Your instructions:
Find the string "ساعت" in the listing and report every line that has it.

(Material for the task)

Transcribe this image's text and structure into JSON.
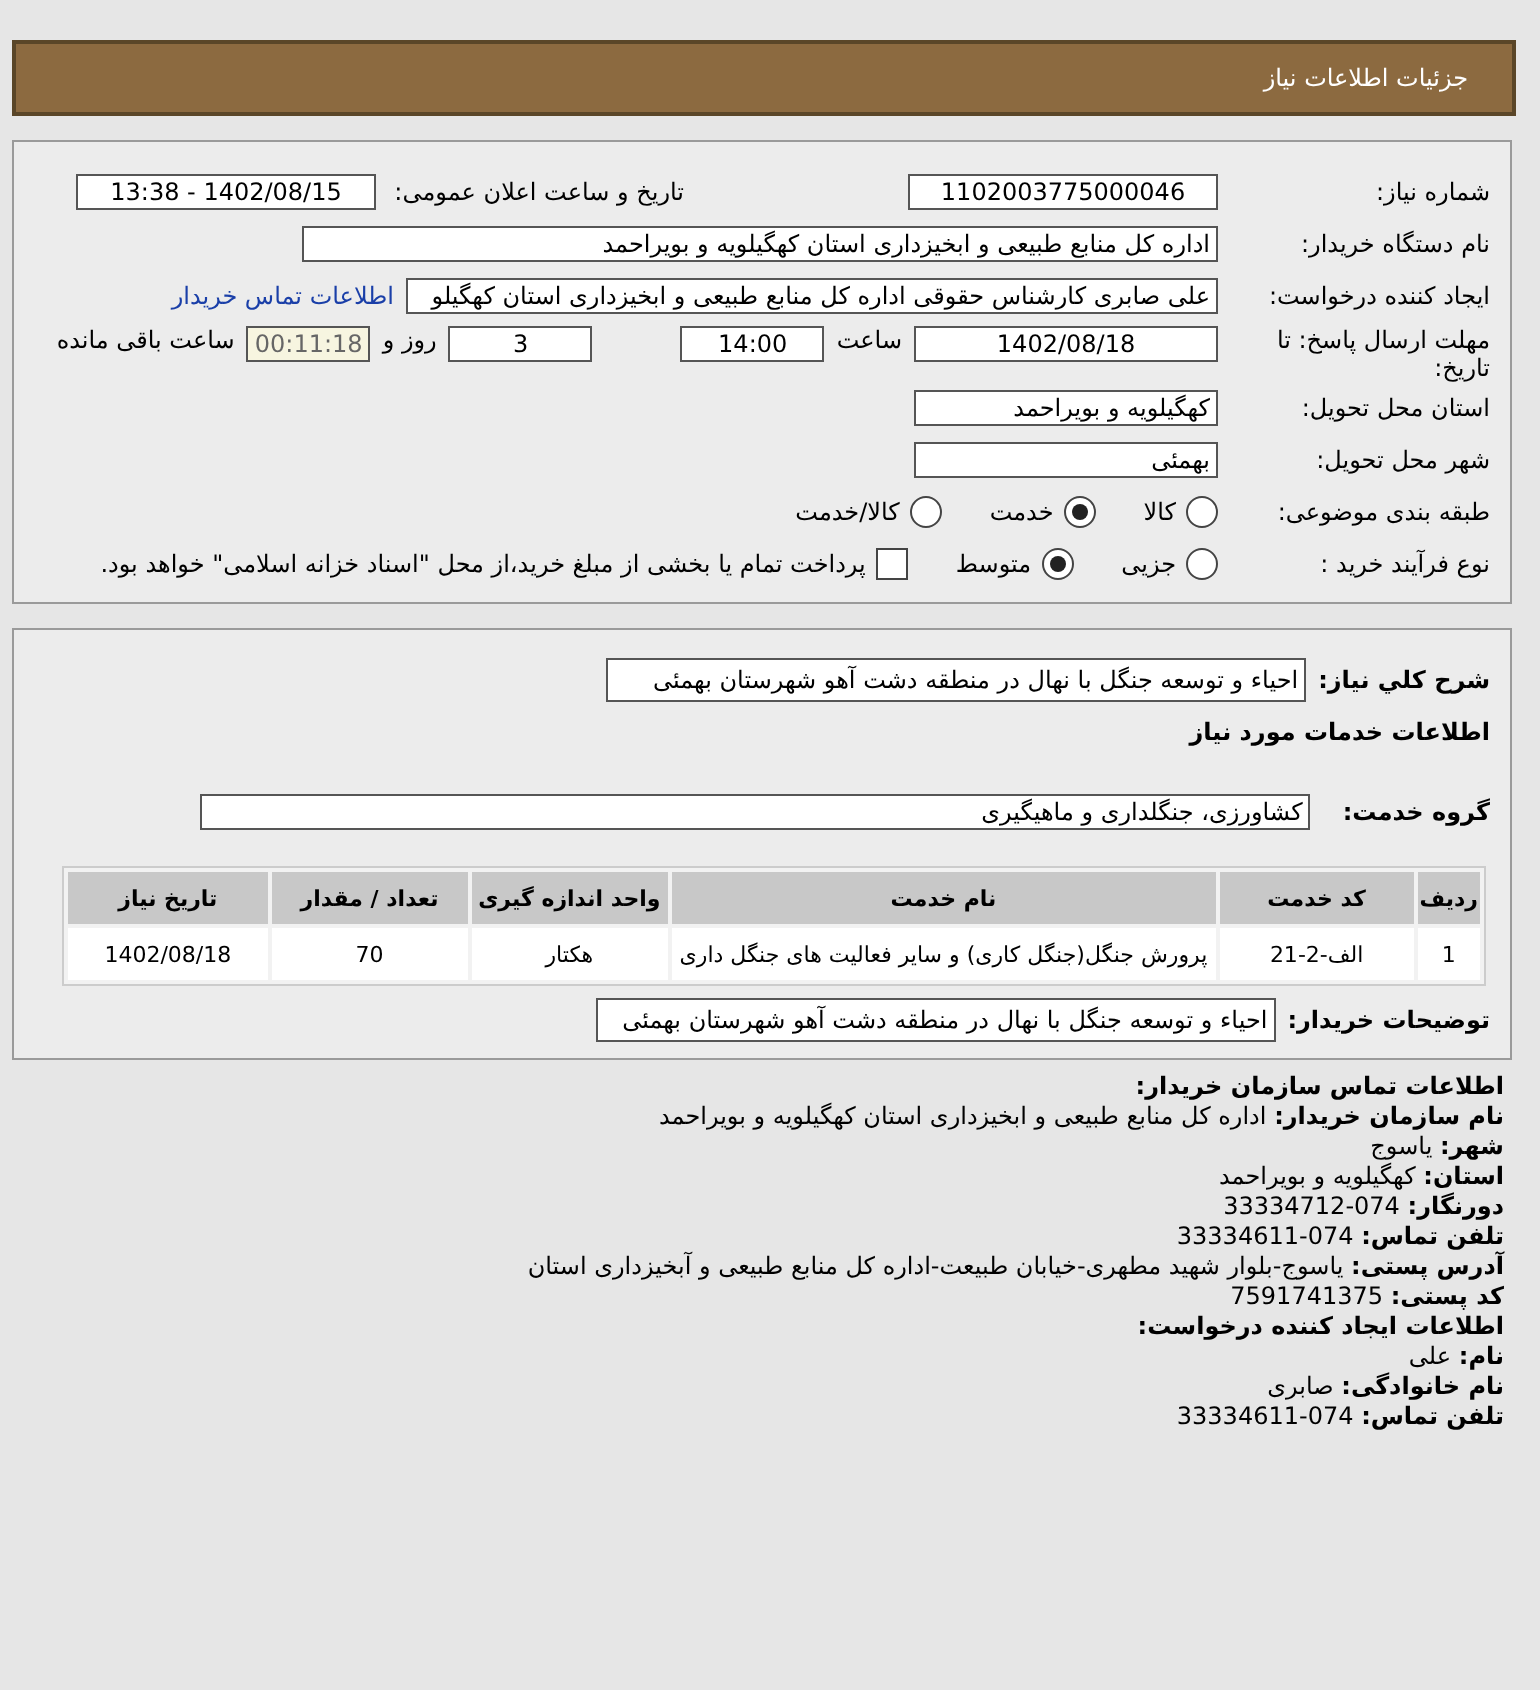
{
  "header": {
    "title": "جزئیات اطلاعات نیاز"
  },
  "details": {
    "need_number": {
      "label": "شماره نیاز:",
      "value": "1102003775000046"
    },
    "announce": {
      "label": "تاریخ و ساعت اعلان عمومی:",
      "value": "1402/08/15 - 13:38"
    },
    "buyer_org": {
      "label": "نام دستگاه خریدار:",
      "value": "اداره کل منابع طبیعی و ابخیزداری استان کهگیلویه و بویراحمد"
    },
    "creator": {
      "label": "ایجاد کننده درخواست:",
      "value": "علی صابری کارشناس حقوقی اداره کل منابع طبیعی و ابخیزداری استان کهگیلو",
      "link": "اطلاعات تماس خریدار"
    },
    "deadline": {
      "label": "مهلت ارسال پاسخ: تا تاریخ:",
      "date": "1402/08/18",
      "time_label": "ساعت",
      "time": "14:00",
      "days": "3",
      "days_label": "روز و",
      "remaining": "00:11:18",
      "remaining_label": "ساعت باقی مانده"
    },
    "province": {
      "label": "استان محل تحویل:",
      "value": "کهگیلویه و بویراحمد"
    },
    "city": {
      "label": "شهر محل تحویل:",
      "value": "بهمئی"
    },
    "category": {
      "label": "طبقه بندی موضوعی:",
      "options": [
        {
          "label": "کالا",
          "selected": false
        },
        {
          "label": "خدمت",
          "selected": true
        },
        {
          "label": "کالا/خدمت",
          "selected": false
        }
      ]
    },
    "process": {
      "label": "نوع فرآیند خرید :",
      "options": [
        {
          "label": "جزیی",
          "selected": false
        },
        {
          "label": "متوسط",
          "selected": true
        }
      ],
      "checkbox": {
        "checked": false,
        "text": "پرداخت تمام یا بخشی از مبلغ خرید،از محل \"اسناد خزانه اسلامی\" خواهد بود."
      }
    }
  },
  "summary": {
    "description": {
      "label": "شرح کلي نیاز:",
      "value": "احیاء و توسعه جنگل با نهال در منطقه دشت آهو شهرستان بهمئی"
    },
    "services_title": "اطلاعات خدمات مورد نیاز",
    "service_group": {
      "label": "گروه خدمت:",
      "value": "کشاورزی، جنگلداری و ماهیگیری"
    },
    "table": {
      "columns": [
        "ردیف",
        "کد خدمت",
        "نام خدمت",
        "واحد اندازه گیری",
        "تعداد / مقدار",
        "تاریخ نیاز"
      ],
      "rows": [
        [
          "1",
          "الف-2-21",
          "پرورش جنگل(جنگل کاری) و سایر فعالیت های جنگل داری",
          "هکتار",
          "70",
          "1402/08/18"
        ]
      ]
    },
    "buyer_notes": {
      "label": "توضیحات خریدار:",
      "value": "احیاء و توسعه جنگل با نهال در منطقه دشت آهو شهرستان بهمئی"
    }
  },
  "contact": [
    {
      "kind": "heading",
      "label": "اطلاعات تماس سازمان خریدار:"
    },
    {
      "kind": "field",
      "label": "نام سازمان خریدار:",
      "value": "اداره کل منابع طبیعی و ابخیزداری استان کهگیلویه و بویراحمد"
    },
    {
      "kind": "field",
      "label": "شهر:",
      "value": "یاسوج"
    },
    {
      "kind": "field",
      "label": "استان:",
      "value": "کهگیلویه و بویراحمد"
    },
    {
      "kind": "field",
      "label": "دورنگار:",
      "value": "074-33334712"
    },
    {
      "kind": "field",
      "label": "تلفن تماس:",
      "value": "074-33334611"
    },
    {
      "kind": "field",
      "label": "آدرس پستی:",
      "value": "یاسوج-بلوار شهید مطهری-خیابان طبیعت-اداره کل منابع طبیعی و آبخیزداری استان"
    },
    {
      "kind": "field",
      "label": "کد پستی:",
      "value": "7591741375"
    },
    {
      "kind": "heading",
      "label": "اطلاعات ایجاد کننده درخواست:"
    },
    {
      "kind": "field",
      "label": "نام:",
      "value": "علی"
    },
    {
      "kind": "field",
      "label": "نام خانوادگی:",
      "value": "صابری"
    },
    {
      "kind": "field",
      "label": "تلفن تماس:",
      "value": "074-33334611"
    }
  ]
}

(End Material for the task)

Completed task:
      "label": "تاریخ و ساعت اعلان عمومی:",
      "time_label": "ساعت",
      "remaining_label": "ساعت باقی مانده"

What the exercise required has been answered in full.